According to ERC, a positive company culture “attracts talent, drives engagement, impacts happiness and satisfaction, and affects performance.” The culture of your workplace is developed naturally by the people you hire and the personalities they posses. However, it’s also affected by the policies you implement, the management style of your leadership team, office practices, and more. While a great workplace culture happens naturally to some extent, to sustain a long-lasting, strong culture, there must be some intentional thought and implementation, as well.

We take company culture seriously because we understand the significant role it plays in creating a productive and positive work environment. Interacting with co-workers in a different capacity helps us get to know each other better.

Recently, I joined the team as the Culture and Operations Coordinator to strengthen our company culture even more. Prior to my joining the team, coworker lunches and daily coffee runs were already the norm for several members of our team. However, a strong company culture extends beyond these daily happenings for a few employees. A significant part of my role is to facilitate company-wide events that bring our entire team together. As a new addition myself, I understand the importance of planning activities that integrate new hires and existing employees.

A new addition to our company activities is Third Thursdays, a monthly happy hour to celebrate notable events. Our leadership team also announces the Ascender, an award given to an employee who has gone above and beyond. The Ascender award is a highly sought-after commodity in our office.

Another tradition that existed prior to me joining the team (but one that I’ve worked to make more frequent and unique) are Fun Fridays. These weekly in-office gatherings cap off the work week on Friday afternoons. I’ve begun implementing more structure, devoting the first Friday of each month to trivia, while the theme of the remaining Fridays could be anything from  creative cocktails to a fun game of “two truths & a lie.” Not every work week flies by, and many will be challenging, but having a “fun Friday” to look forward to at the end of a busy week can help push through the week’s stress, one game at a time.

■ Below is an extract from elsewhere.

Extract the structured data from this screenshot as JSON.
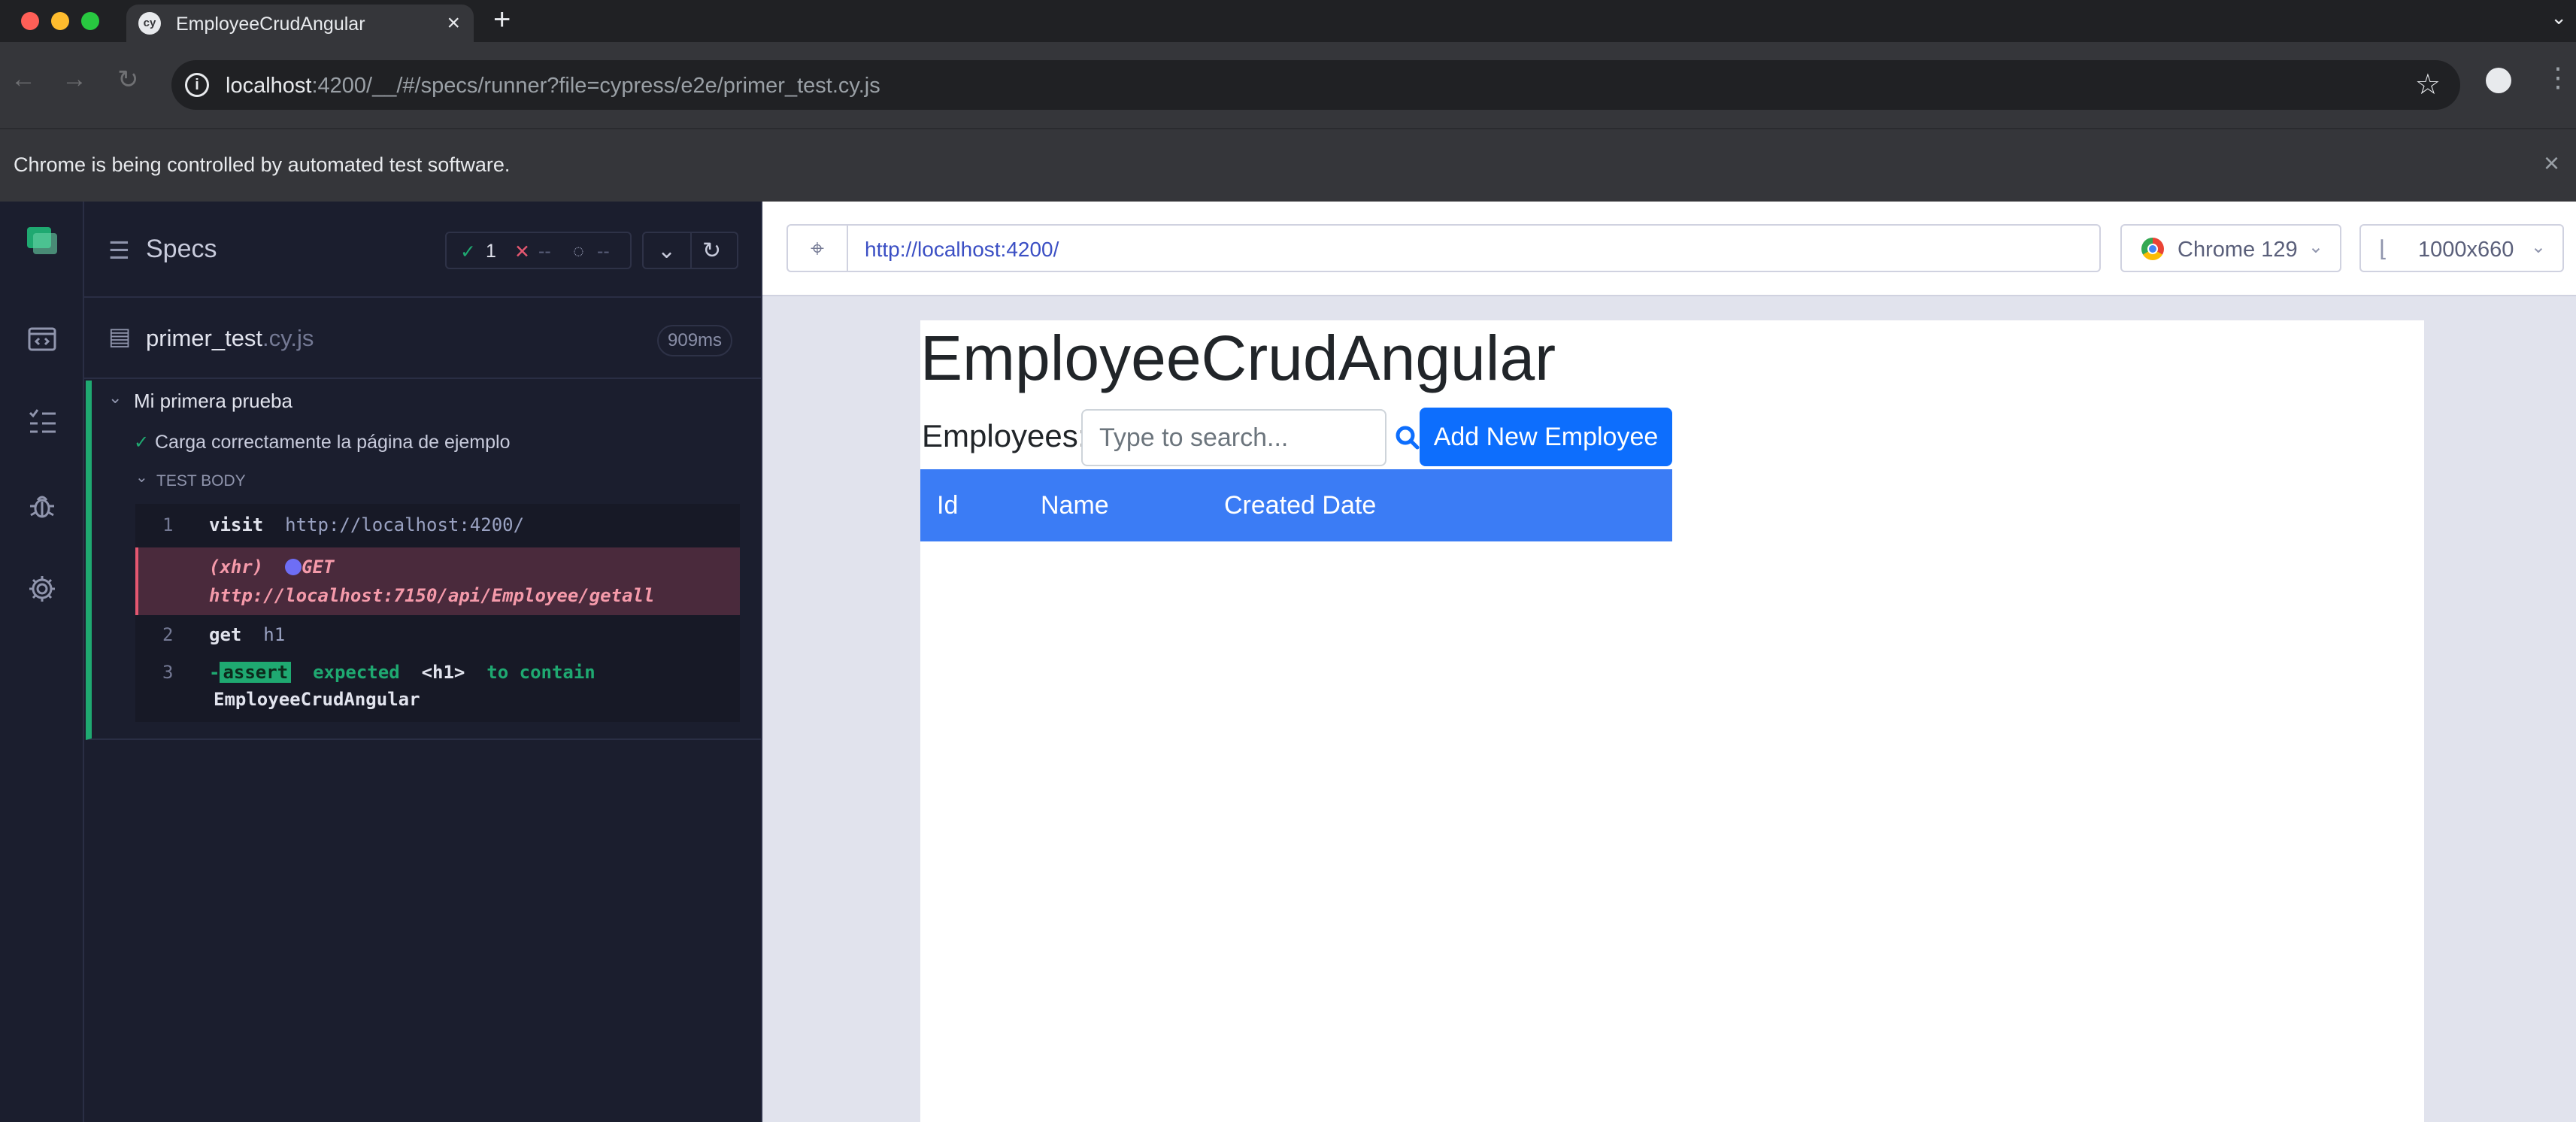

We also know how much people love the holidays, so we take holiday fun pretty seriously. Halloween gets especially interesting in the office. A few weeks prior to the spooky shenanigans, we kick off the long-standing tradition of “Boozing*” fellow co-workers. On Halloween, we go all out with everything from spooky cocktails to a costume contest.

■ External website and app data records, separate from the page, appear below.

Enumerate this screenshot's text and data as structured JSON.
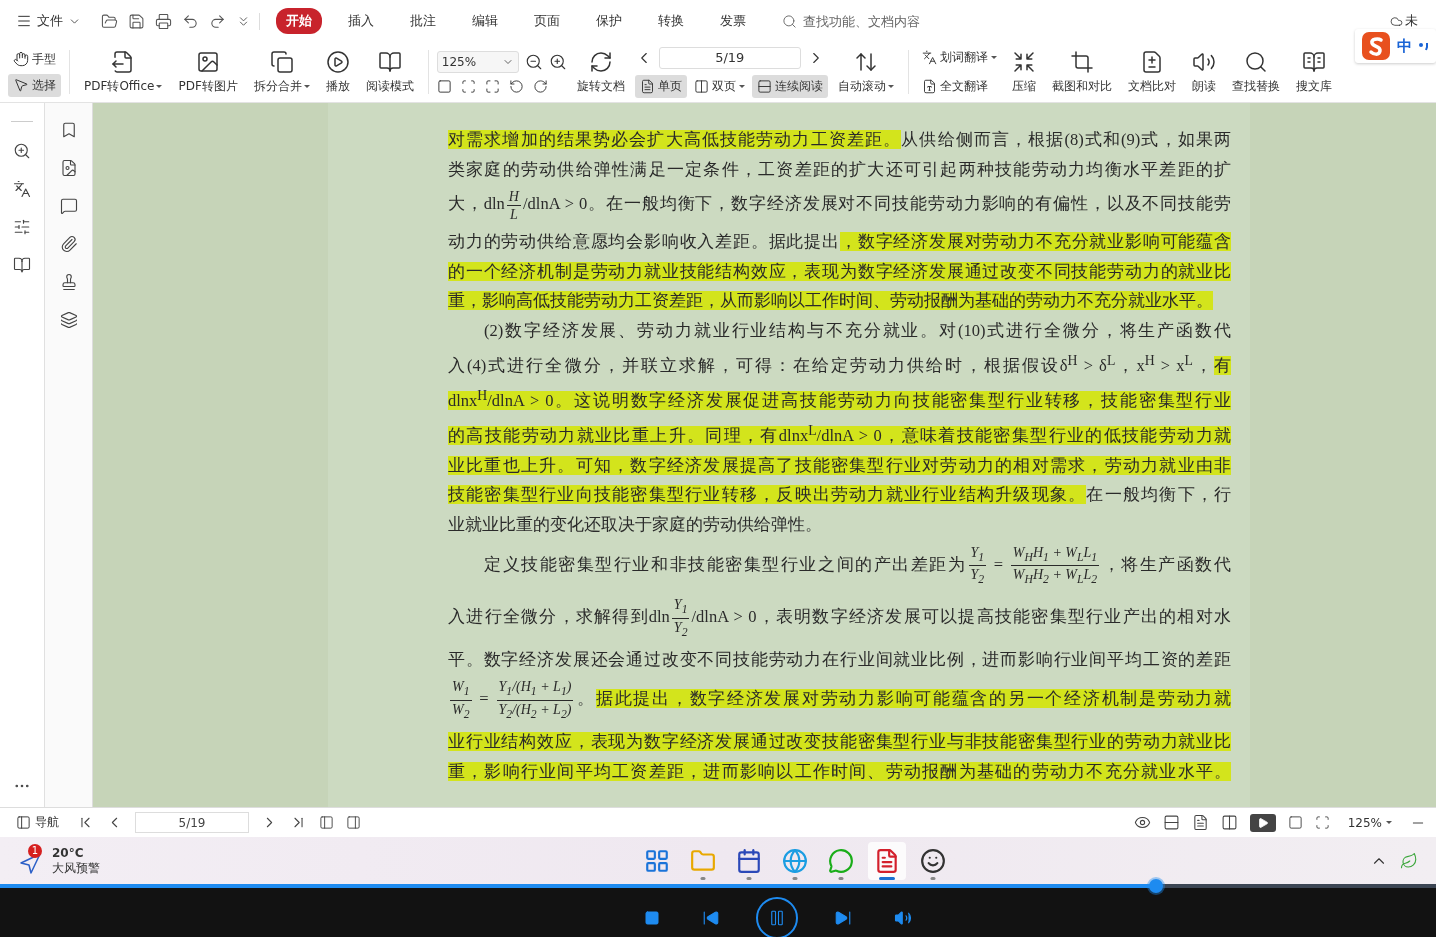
{
  "menu_bar": {
    "file_menu": "文件",
    "tabs": [
      {
        "label": "开始",
        "selected": true
      },
      {
        "label": "插入",
        "selected": false
      },
      {
        "label": "批注",
        "selected": false
      },
      {
        "label": "编辑",
        "selected": false
      },
      {
        "label": "页面",
        "selected": false
      },
      {
        "label": "保护",
        "selected": false
      },
      {
        "label": "转换",
        "selected": false
      },
      {
        "label": "发票",
        "selected": false
      }
    ],
    "search": {
      "placeholder": "查找功能、文档内容"
    },
    "cloud_label": "未"
  },
  "ime": {
    "mode": "中"
  },
  "ribbon": {
    "hand_tools": [
      {
        "label": "手型",
        "selected": false
      },
      {
        "label": "选择",
        "selected": true
      }
    ],
    "convert_buttons": [
      {
        "label": "PDF转Office",
        "dropdown": true
      },
      {
        "label": "PDF转图片",
        "dropdown": false
      },
      {
        "label": "拆分合并",
        "dropdown": true
      },
      {
        "label": "播放",
        "dropdown": false
      },
      {
        "label": "阅读模式",
        "dropdown": false
      }
    ],
    "zoom": "125%",
    "rotate": "旋转文档",
    "page": "5/19",
    "view_modes": [
      {
        "label": "单页",
        "selected": true,
        "dropdown": false
      },
      {
        "label": "双页",
        "selected": false,
        "dropdown": true
      },
      {
        "label": "连续阅读",
        "selected": true,
        "dropdown": false
      }
    ],
    "auto_scroll": {
      "label": "自动滚动",
      "dropdown": true
    },
    "translate": [
      {
        "label": "划词翻译",
        "dropdown": true
      },
      {
        "label": "全文翻译",
        "dropdown": false
      }
    ],
    "tool_buttons": [
      {
        "label": "压缩"
      },
      {
        "label": "截图和对比"
      },
      {
        "label": "文档比对"
      },
      {
        "label": "朗读"
      },
      {
        "label": "查找替换"
      },
      {
        "label": "搜文库"
      }
    ]
  },
  "document": {
    "lines": [
      {
        "indent": false,
        "segments": [
          {
            "kind": "text",
            "text": "对需求增加的结果势必会扩大高低技能劳动力工资差距。",
            "highlighted": true
          },
          {
            "kind": "text",
            "text": "从供给侧而言，根据(8)式和(9)式，如果两",
            "highlighted": false
          }
        ]
      },
      {
        "indent": false,
        "segments": [
          {
            "kind": "text",
            "text": "类家庭的劳动供给弹性满足一定条件，工资差距的扩大还可引起两种技能劳动力均衡水平差距的扩",
            "highlighted": false
          }
        ]
      },
      {
        "indent": false,
        "segments": [
          {
            "kind": "text",
            "text": "大，dln",
            "highlighted": false
          },
          {
            "kind": "frac",
            "num": "H",
            "den": "L"
          },
          {
            "kind": "text",
            "text": "/dlnA > 0。在一般均衡下，数字经济发展对不同技能劳动力影响的有偏性，以及不同技能劳",
            "highlighted": false
          }
        ]
      },
      {
        "indent": false,
        "segments": [
          {
            "kind": "text",
            "text": "动力的劳动供给意愿均会影响收入差距。据此提出",
            "highlighted": false
          },
          {
            "kind": "text",
            "text": "，数字经济发展对劳动力不充分就业影响可能蕴含",
            "highlighted": true
          }
        ]
      },
      {
        "indent": false,
        "segments": [
          {
            "kind": "text",
            "text": "的一个经济机制是劳动力就业技能结构效应，表现为数字经济发展通过改变不同技能劳动力的就业比",
            "highlighted": true
          }
        ]
      },
      {
        "indent": false,
        "segments": [
          {
            "kind": "text",
            "text": "重，影响高低技能劳动力工资差距，从而影响以工作时间、劳动报酬为基础的劳动力不充分就业水平。",
            "highlighted": true
          }
        ]
      },
      {
        "indent": true,
        "segments": [
          {
            "kind": "text",
            "text": "(2)数字经济发展、劳动力就业行业结构与不充分就业。对(10)式进行全微分，将生产函数代",
            "highlighted": false
          }
        ]
      },
      {
        "indent": false,
        "segments": [
          {
            "kind": "text",
            "text": "入(4)式进行全微分，并联立求解，可得：在给定劳动力供给时，根据假设δ$^{H}$ > δ$^{L}$，x$^{H}$ > x$^{L}$，",
            "highlighted": false
          },
          {
            "kind": "text",
            "text": "有",
            "highlighted": true
          }
        ]
      },
      {
        "indent": false,
        "segments": [
          {
            "kind": "text",
            "text": "dlnx$^{H}$/dlnA > 0。这说明数字经济发展促进高技能劳动力向技能密集型行业转移，技能密集型行业",
            "highlighted": true
          }
        ]
      },
      {
        "indent": false,
        "segments": [
          {
            "kind": "text",
            "text": "的高技能劳动力就业比重上升。同理，有dlnx$^{L}$/dlnA > 0，意味着技能密集型行业的低技能劳动力就",
            "highlighted": true
          }
        ]
      },
      {
        "indent": false,
        "segments": [
          {
            "kind": "text",
            "text": "业比重也上升。可知，数字经济发展提高了技能密集型行业对劳动力的相对需求，劳动力就业由非",
            "highlighted": true
          }
        ]
      },
      {
        "indent": false,
        "segments": [
          {
            "kind": "text",
            "text": "技能密集型行业向技能密集型行业转移，反映出劳动力就业行业结构升级现象。",
            "highlighted": true
          },
          {
            "kind": "text",
            "text": "在一般均衡下，行",
            "highlighted": false
          }
        ]
      },
      {
        "indent": false,
        "segments": [
          {
            "kind": "text",
            "text": "业就业比重的变化还取决于家庭的劳动供给弹性。",
            "highlighted": false
          }
        ]
      },
      {
        "indent": true,
        "segments": [
          {
            "kind": "text",
            "text": "定义技能密集型行业和非技能密集型行业之间的产出差距为",
            "highlighted": false
          },
          {
            "kind": "frac",
            "num": "Y$_{1}$",
            "den": "Y$_{2}$"
          },
          {
            "kind": "text",
            "text": " = ",
            "highlighted": false
          },
          {
            "kind": "frac",
            "num": "W$_{H}$H$_{1}$ + W$_{L}$L$_{1}$",
            "den": "W$_{H}$H$_{2}$ + W$_{L}$L$_{2}$"
          },
          {
            "kind": "text",
            "text": "，将生产函数代",
            "highlighted": false
          }
        ]
      },
      {
        "indent": false,
        "segments": [
          {
            "kind": "text",
            "text": "入进行全微分，求解得到dln",
            "highlighted": false
          },
          {
            "kind": "frac",
            "num": "Y$_{1}$",
            "den": "Y$_{2}$"
          },
          {
            "kind": "text",
            "text": "/dlnA > 0，表明数字经济发展可以提高技能密集型行业产出的相对水",
            "highlighted": false
          }
        ]
      },
      {
        "indent": false,
        "segments": [
          {
            "kind": "text",
            "text": "平。数字经济发展还会通过改变不同技能劳动力在行业间就业比例，进而影响行业间平均工资的差距",
            "highlighted": false
          }
        ]
      },
      {
        "indent": false,
        "segments": [
          {
            "kind": "frac",
            "num": "W$_{1}$",
            "den": "W$_{2}$"
          },
          {
            "kind": "text",
            "text": " = ",
            "highlighted": false
          },
          {
            "kind": "frac",
            "num": "Y$_{1}$/(H$_{1}$ + L$_{1}$)",
            "den": "Y$_{2}$/(H$_{2}$ + L$_{2}$)"
          },
          {
            "kind": "text",
            "text": "。",
            "highlighted": false
          },
          {
            "kind": "text",
            "text": "据此提出，数字经济发展对劳动力影响可能蕴含的另一个经济机制是劳动力就",
            "highlighted": true
          }
        ]
      },
      {
        "indent": false,
        "segments": [
          {
            "kind": "text",
            "text": "业行业结构效应，表现为数字经济发展通过改变技能密集型行业与非技能密集型行业的劳动力就业比",
            "highlighted": true
          }
        ]
      },
      {
        "indent": false,
        "segments": [
          {
            "kind": "text",
            "text": "重，影响行业间平均工资差距，进而影响以工作时间、劳动报酬为基础的劳动力不充分就业水平。",
            "highlighted": true
          }
        ]
      }
    ]
  },
  "status_bar": {
    "nav_label": "导航",
    "page": "5/19",
    "zoom": "125%"
  },
  "taskbar": {
    "weather": {
      "badge": "1",
      "temperature": "20°C",
      "alert": "大风预警"
    },
    "apps": [
      {
        "running": false,
        "active": false
      },
      {
        "running": true,
        "active": false
      },
      {
        "running": true,
        "active": false
      },
      {
        "running": true,
        "active": false
      },
      {
        "running": true,
        "active": false
      },
      {
        "running": true,
        "active": true
      },
      {
        "running": true,
        "active": false
      }
    ]
  },
  "player": {
    "progress": {
      "level": 0.805
    },
    "playing": true
  }
}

Company culture doesn’t just depend on grand gestures and company-wide events, but also little moments or unplanned outings. Company culture isn’t something that one person can simply implement and POOF, office morale is at an all-time high. Rather, it’s a group effort to create a positive environment inside and outside the office.

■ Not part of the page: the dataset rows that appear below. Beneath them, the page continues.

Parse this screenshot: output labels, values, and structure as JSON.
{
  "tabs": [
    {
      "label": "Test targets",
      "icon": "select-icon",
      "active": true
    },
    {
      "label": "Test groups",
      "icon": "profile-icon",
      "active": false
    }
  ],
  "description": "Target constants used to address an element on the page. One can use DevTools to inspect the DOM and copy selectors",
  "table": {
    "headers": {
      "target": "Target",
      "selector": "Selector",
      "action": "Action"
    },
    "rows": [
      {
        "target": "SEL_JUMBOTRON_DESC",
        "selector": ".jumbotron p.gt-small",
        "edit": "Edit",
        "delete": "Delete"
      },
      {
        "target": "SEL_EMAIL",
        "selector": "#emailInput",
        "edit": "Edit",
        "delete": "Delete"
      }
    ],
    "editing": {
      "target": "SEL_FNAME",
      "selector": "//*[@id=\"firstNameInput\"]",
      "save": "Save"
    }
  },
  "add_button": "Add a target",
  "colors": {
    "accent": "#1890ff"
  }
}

*Boozing (verb) /bo͞oz/-zing

A Wingard tradition of gifting employees their favorite spirits.